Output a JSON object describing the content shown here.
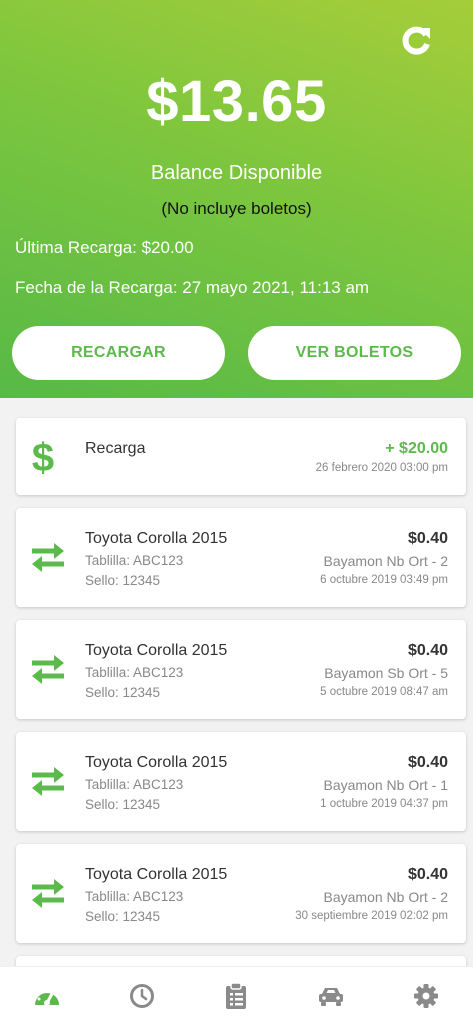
{
  "header": {
    "balance": "$13.65",
    "balance_label": "Balance Disponible",
    "note": "(No incluye boletos)",
    "last_recharge": "Última Recarga: $20.00",
    "recharge_date": "Fecha de la Recarga: 27 mayo 2021, 11:13 am",
    "recharge_button": "RECARGAR",
    "tickets_button": "VER BOLETOS"
  },
  "transactions": [
    {
      "type": "recharge",
      "icon": "dollar-icon",
      "title": "Recarga",
      "amount": "+ $20.00",
      "date": "26 febrero 2020 03:00 pm"
    },
    {
      "type": "toll",
      "icon": "swap-arrows-icon",
      "title": "Toyota Corolla 2015",
      "plate": "Tablilla: ABC123",
      "seal": "Sello: 12345",
      "amount": "$0.40",
      "route": "Bayamon Nb Ort - 2",
      "date": "6 octubre 2019 03:49 pm"
    },
    {
      "type": "toll",
      "icon": "swap-arrows-icon",
      "title": "Toyota Corolla 2015",
      "plate": "Tablilla: ABC123",
      "seal": "Sello: 12345",
      "amount": "$0.40",
      "route": "Bayamon Sb Ort - 5",
      "date": "5 octubre 2019 08:47 am"
    },
    {
      "type": "toll",
      "icon": "swap-arrows-icon",
      "title": "Toyota Corolla 2015",
      "plate": "Tablilla: ABC123",
      "seal": "Sello: 12345",
      "amount": "$0.40",
      "route": "Bayamon Nb Ort - 1",
      "date": "1 octubre 2019 04:37 pm"
    },
    {
      "type": "toll",
      "icon": "swap-arrows-icon",
      "title": "Toyota Corolla 2015",
      "plate": "Tablilla: ABC123",
      "seal": "Sello: 12345",
      "amount": "$0.40",
      "route": "Bayamon Nb Ort - 2",
      "date": "30 septiembre 2019 02:02 pm"
    }
  ],
  "nav": [
    "dashboard-icon",
    "clock-icon",
    "clipboard-icon",
    "car-icon",
    "gear-icon"
  ],
  "colors": {
    "accent": "#5cb94b",
    "header_start": "#57b947",
    "header_end": "#a6cd3a",
    "active_nav": "#5cb94b",
    "inactive_nav": "#8a8a8a"
  }
}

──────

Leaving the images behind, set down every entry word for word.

Output a JSON object describing the content shown here.
{
  "header": {
    "balance": "$13.65",
    "balance_label": "Balance Disponible",
    "note": "(No incluye boletos)",
    "last_recharge": "Última Recarga: $20.00",
    "recharge_date": "Fecha de la Recarga: 27 mayo 2021, 11:13 am",
    "recharge_button": "RECARGAR",
    "tickets_button": "VER BOLETOS"
  },
  "transactions": [
    {
      "type": "recharge",
      "icon": "dollar-icon",
      "title": "Recarga",
      "amount": "+ $20.00",
      "date": "26 febrero 2020 03:00 pm"
    },
    {
      "type": "toll",
      "icon": "swap-arrows-icon",
      "title": "Toyota Corolla 2015",
      "plate": "Tablilla: ABC123",
      "seal": "Sello: 12345",
      "amount": "$0.40",
      "route": "Bayamon Nb Ort - 2",
      "date": "6 octubre 2019 03:49 pm"
    },
    {
      "type": "toll",
      "icon": "swap-arrows-icon",
      "title": "Toyota Corolla 2015",
      "plate": "Tablilla: ABC123",
      "seal": "Sello: 12345",
      "amount": "$0.40",
      "route": "Bayamon Sb Ort - 5",
      "date": "5 octubre 2019 08:47 am"
    },
    {
      "type": "toll",
      "icon": "swap-arrows-icon",
      "title": "Toyota Corolla 2015",
      "plate": "Tablilla: ABC123",
      "seal": "Sello: 12345",
      "amount": "$0.40",
      "route": "Bayamon Nb Ort - 1",
      "date": "1 octubre 2019 04:37 pm"
    },
    {
      "type": "toll",
      "icon": "swap-arrows-icon",
      "title": "Toyota Corolla 2015",
      "plate": "Tablilla: ABC123",
      "seal": "Sello: 12345",
      "amount": "$0.40",
      "route": "Bayamon Nb Ort - 2",
      "date": "30 septiembre 2019 02:02 pm"
    }
  ],
  "nav": [
    "dashboard-icon",
    "clock-icon",
    "clipboard-icon",
    "car-icon",
    "gear-icon"
  ],
  "colors": {
    "accent": "#5cb94b",
    "header_start": "#57b947",
    "header_end": "#a6cd3a",
    "active_nav": "#5cb94b",
    "inactive_nav": "#8a8a8a"
  }
}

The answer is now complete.